Former Chief Justice Harry L. Carrico for his vitality and years of service.
Not much has changed since Carrico stepped down Jan. 31 after 42 years on the Virginia Supreme Court. He still rises at 4:15 a.m., bikes six miles through his West End neighborhood, kisses his 40-ish wife goodbye and makes it to the office by 6:45. It's why we give our longest, most abiding kiss Carrico. For Pete's sake, he's 86!
A state law that says judges must retire after they turn 70 is forcing Carrico to give up his post as chief. Carrico was exempt from the change until now because he was in the midst of a 12-year term. Now he'll become a regular ol' senior justice, presiding over three-judge panels that consider cases for review.
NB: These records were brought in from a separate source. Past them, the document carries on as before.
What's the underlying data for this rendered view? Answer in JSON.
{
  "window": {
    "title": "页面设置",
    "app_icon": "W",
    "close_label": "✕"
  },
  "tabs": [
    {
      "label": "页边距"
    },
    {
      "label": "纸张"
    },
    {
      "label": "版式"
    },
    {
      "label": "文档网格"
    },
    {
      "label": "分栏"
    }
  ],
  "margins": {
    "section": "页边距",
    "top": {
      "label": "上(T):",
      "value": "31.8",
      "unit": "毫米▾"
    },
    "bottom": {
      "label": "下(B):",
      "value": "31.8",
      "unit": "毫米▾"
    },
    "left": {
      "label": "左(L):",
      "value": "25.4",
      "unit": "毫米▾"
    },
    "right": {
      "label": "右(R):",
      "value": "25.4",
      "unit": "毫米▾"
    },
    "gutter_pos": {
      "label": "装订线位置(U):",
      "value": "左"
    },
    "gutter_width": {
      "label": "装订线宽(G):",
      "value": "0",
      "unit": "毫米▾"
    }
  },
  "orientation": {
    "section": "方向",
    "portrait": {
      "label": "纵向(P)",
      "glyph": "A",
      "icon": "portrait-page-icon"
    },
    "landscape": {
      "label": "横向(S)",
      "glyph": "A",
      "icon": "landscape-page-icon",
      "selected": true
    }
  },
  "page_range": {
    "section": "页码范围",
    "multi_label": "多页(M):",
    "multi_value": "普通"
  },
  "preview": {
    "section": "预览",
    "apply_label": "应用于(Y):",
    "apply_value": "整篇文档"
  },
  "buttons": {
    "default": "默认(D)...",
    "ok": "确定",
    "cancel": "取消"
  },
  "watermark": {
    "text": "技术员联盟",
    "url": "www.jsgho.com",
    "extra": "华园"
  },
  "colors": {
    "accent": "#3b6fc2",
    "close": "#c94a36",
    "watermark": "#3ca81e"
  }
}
He'll also be a substitute.
But there's one special thing about his old job he'd like to keep, explains his wife, Lynn Brackenridge, president of Gateway Homes Inc. And that's dedicating new court buildings. Carrico has researched myriad counties and towns to write dedications for 49 courthouses. He'd like to make it 50, she says.
Their story is stuff worthy of smooching. Brackenridge met Carrico in 1993 while she was director of development for the National Center for State Courts. The two attended a conference in Seattle and one evening, found themselves seated next to each other. The easy talk spurred a day trip to Vancouver.
Back in Richmond, Carrico, a long-time widower, asked Brackenridge out. After dinners to La Petite France and Peking, it occurred to Brackenridge that the dates weren't work-related, she says amusingly. Finally, on their third date, a bike ride, she confides: "I left my briefcase at home." The two were married in London in 1995. Remarkably, the four decades that separate them don't appear to matter. Along with a deep love of their respective families -- Carrico has three great-grandchildren and a fourth on the way -- Brackenridge confesses, "My true joy in life is my wonderful husband, Harry."more smooches